f[T.sub.4]: free thyroxine, NR: normal reference values, Minimal and
maximal levels, (#) HHEX: have a variation of the intron 2 of HHEX,
PAX8: paired box transcription factor 8, TTF1: thyroid transcription
factor 1, TTF2: thyroid transcription factor 2, HHEX:
hematopoietically-expressedhomeobox gene

Table 2. The genotypic and allelic frequencies of the HHEX IVS2+127 G/T
(rs2275729) in the study and control groups

           Cases         Controls      [chi square]  p-value   OR

TT         210 (89.74%)  157 (93.45%)      1.692      0.193   0.613
TG          24 (10.26%)    11 (6.55%)
GG            0 (0%)        0 (0%)
T          444 (94.87%)  325 (96.73%)      1.615      0.204   0.626
G            24 (5.13%)    11 (3.27%)

             95% CI

TT         0.292-1.289
T          0.302-1.297

OR: odds ratio, CI: confidence interval
COPYRIGHT 2016 Galenos Yayinevi Tic. Ltd.
No portion of this article can be reproduced without the express written permission from the copyright holder.
Copyright 2016 Gale, Cengage Learning.

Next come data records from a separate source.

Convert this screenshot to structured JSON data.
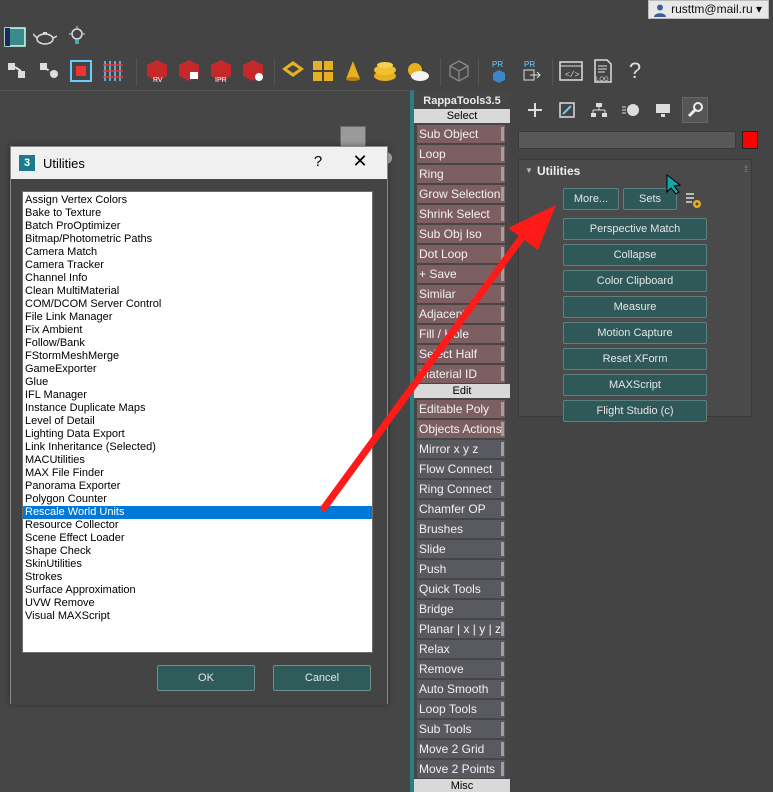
{
  "user": {
    "email": "rusttm@mail.ru",
    "dropdown_glyph": "▾"
  },
  "toolbar_icons": {
    "row1": [
      "viewport-layout-icon",
      "teapot-icon",
      "lightbulb-icon"
    ],
    "row2": [
      "select-link-icon",
      "unlink-icon",
      "bind-space-warp-icon",
      "selection-filter-icon",
      "render-rv-icon",
      "render-frame-icon",
      "render-ipr-icon",
      "render-setup-icon",
      "mesh-tools-icon",
      "grid-layout-icon",
      "cone-icon",
      "stacked-disk-icon",
      "cloud-sun-icon",
      "cube-wireframe-icon",
      "pr-render-icon",
      "pr-export-icon",
      "script-editor-icon",
      "log-icon",
      "help-icon"
    ],
    "labels": {
      "rv": "RV",
      "ipr": "IPR",
      "pr1": "PR",
      "pr2": "PR",
      "log": "LOG",
      "help": "?"
    }
  },
  "dialog": {
    "title": "Utilities",
    "logo": "3",
    "help": "?",
    "close": "✕",
    "items": [
      "Assign Vertex Colors",
      "Bake to Texture",
      "Batch ProOptimizer",
      "Bitmap/Photometric Paths",
      "Camera Match",
      "Camera Tracker",
      "Channel Info",
      "Clean MultiMaterial",
      "COM/DCOM Server Control",
      "File Link Manager",
      "Fix Ambient",
      "Follow/Bank",
      "FStormMeshMerge",
      "GameExporter",
      "Glue",
      "IFL Manager",
      "Instance Duplicate Maps",
      "Level of Detail",
      "Lighting Data Export",
      "Link Inheritance (Selected)",
      "MACUtilities",
      "MAX File Finder",
      "Panorama Exporter",
      "Polygon Counter",
      "Rescale World Units",
      "Resource Collector",
      "Scene Effect Loader",
      "Shape Check",
      "SkinUtilities",
      "Strokes",
      "Surface Approximation",
      "UVW Remove",
      "Visual MAXScript"
    ],
    "selected_item": "Rescale World Units",
    "ok_label": "OK",
    "cancel_label": "Cancel"
  },
  "rappa": {
    "title": "RappaTools3.5",
    "sections": {
      "select": "Select",
      "edit": "Edit",
      "misc": "Misc"
    },
    "select_buttons": [
      {
        "label": "Sub Object",
        "style": "pink"
      },
      {
        "label": "Loop",
        "style": "pink"
      },
      {
        "label": "Ring",
        "style": "pink"
      },
      {
        "label": "Grow Selection",
        "style": "pink"
      },
      {
        "label": "Shrink Select",
        "style": "pink"
      },
      {
        "label": "Sub Obj Iso",
        "style": "pink"
      },
      {
        "label": "Dot Loop",
        "style": "pink"
      },
      {
        "label": "+ Save",
        "style": "pink"
      },
      {
        "label": "Similar",
        "style": "pink"
      },
      {
        "label": "Adjacent",
        "style": "pink"
      },
      {
        "label": "Fill / Hole",
        "style": "pink"
      },
      {
        "label": "Select Half",
        "style": "pink"
      },
      {
        "label": "Material ID",
        "style": "pink"
      }
    ],
    "edit_buttons": [
      {
        "label": "Editable Poly",
        "style": "pink"
      },
      {
        "label": "Objects Actions",
        "style": "pink"
      },
      {
        "label": "Mirror   x  y  z",
        "style": "gray"
      },
      {
        "label": "Flow Connect",
        "style": "gray"
      },
      {
        "label": "Ring Connect",
        "style": "gray"
      },
      {
        "label": "Chamfer OP",
        "style": "gray"
      },
      {
        "label": "Brushes",
        "style": "gray"
      },
      {
        "label": "Slide",
        "style": "gray"
      },
      {
        "label": "Push",
        "style": "gray"
      },
      {
        "label": "Quick Tools",
        "style": "gray"
      },
      {
        "label": "Bridge",
        "style": "gray"
      },
      {
        "label": "Planar | x | y | z",
        "style": "gray"
      },
      {
        "label": "Relax",
        "style": "gray"
      },
      {
        "label": "Remove",
        "style": "gray"
      },
      {
        "label": "Auto Smooth",
        "style": "gray"
      },
      {
        "label": "Loop Tools",
        "style": "gray"
      },
      {
        "label": "Sub Tools",
        "style": "gray"
      },
      {
        "label": "Move 2 Grid",
        "style": "gray"
      },
      {
        "label": "Move 2 Points",
        "style": "gray"
      }
    ]
  },
  "command_panel": {
    "tabs": [
      "create-tab-icon",
      "modify-tab-icon",
      "hierarchy-tab-icon",
      "motion-tab-icon",
      "display-tab-icon",
      "utilities-tab-icon"
    ],
    "active_tab": "utilities-tab-icon",
    "swatch_color": "#ff0000",
    "rollout_title": "Utilities",
    "more_label": "More...",
    "sets_label": "Sets",
    "utility_buttons": [
      "Perspective Match",
      "Collapse",
      "Color Clipboard",
      "Measure",
      "Motion Capture",
      "Reset XForm",
      "MAXScript",
      "Flight Studio (c)"
    ]
  },
  "colors": {
    "accent_teal": "#2a8080",
    "button_teal": "#2f5858",
    "rappa_pink": "#7d5f61",
    "rappa_gray": "#595960",
    "selection_blue": "#0078d7",
    "annotation_red": "#ff1a1a"
  }
}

All rights reserved.

Article Details
Printer friendly Cite/link Email Feedback
Title Annotation:Original Article; hematopoietically-expressedhomeobox gene
Author:Liu, Shiguo; Chai, Jian; Zheng, Guohua; Li, Huichao; Lu, Deguo; Ge, Yinlin
Publication:Journal of Clinical Research in Pediatric Endocrinology
Article Type:Report
Geographic Code:9CHIN
Date:Mar 1, 2016
Previous Article:Distribution of RET Mutations and Evaluation of Treatment Approaches in Hereditary Medullary Thyroid Carcinoma in Turkey.
Next Article:Pediatric Reference Intervals for Free Thyroxine and Free Triiodothyronine by Equilibrium Dialysis-Liquid Chromatography-Tandem Mass Spectrometry.

Terms of use | Privacy policy | Copyright © 2021 Farlex, Inc. | Feedback | For webmasters